Surprise behind a shutter
Finding Vivian Maier (PG) National release Rise (M) Limited release My Mistress (MA15+) Limited release
THE mystery of what it is to be human lies at the quirky heart of an American documentary about a street photographer who was unknown in her lifetime (she died in 2009, aged 83) but is now acclaimed and has had her work shown in galleries around the world, including at the just-concluded Melbourne Festival.
Vivian Maier was an individual enigma, too. It was not clear where she came from (most people thought she was French) and little was known about her early years. For most of her life she worked as a nanny in Chicago and surrounds. She was a loner, a hoarder, never married, secretive, obsessive. And she took photographs, tens of thousands of them.
Yet the fact she took photos — great ones at that — may never have come to light if not for the tenacity of young American historian John Maloof, who in the course of his research purchased at auction a box of negatives, hoping to snare images of old Chicago.
Maloof didn’t find what he was looking for but found himself at the start of something. He thought Maier’s unstaged street photographs, particularly of children, were beautiful, and started posting them online. His blog took off, and thus began a mission “to put Vivian in the history books’’. This film, directed by Maloof and Charlie Siskel, is about that quest.
In Maloof, Maier has a champion who matches her for, well, let’s say attention to detail. Not content with tracking down and showcasing her work, he also wants to expose her life. He finds children she nannied, adults now, and the stories they have to tell are surprising. It seems Vivian was no Mary Poppins. He secures home movies and audiotapes, so we can see and hear this woman who created a remarkable body of work yet never showed it to anyone.

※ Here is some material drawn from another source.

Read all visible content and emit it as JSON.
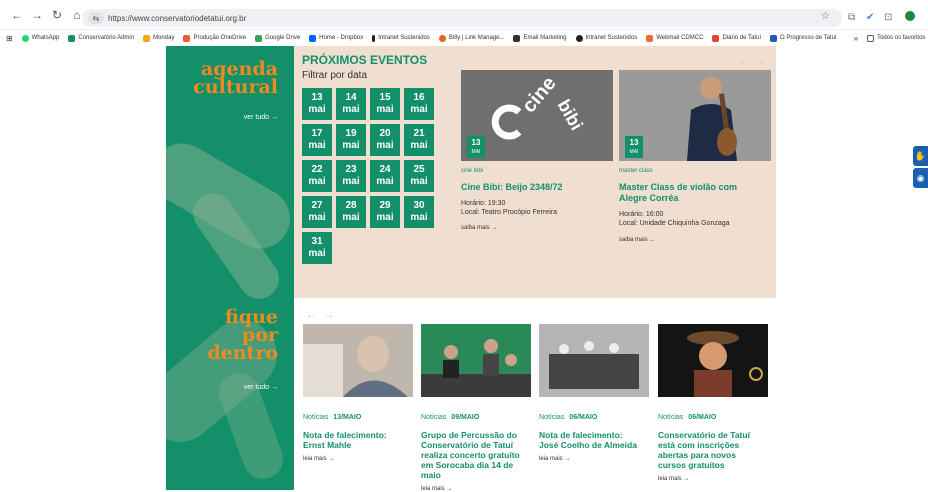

By the end, we have a fairly clear picture of Maier and it is an unsettling one. This is a film that starts out being about an unknown artist and ends up being about something more complex and challenging: a person. MACK Lindon’s autobiographical prison drama is one of the strangest films I’ve seen in a while, not always in a good way but not always in a bad way either. In 2008,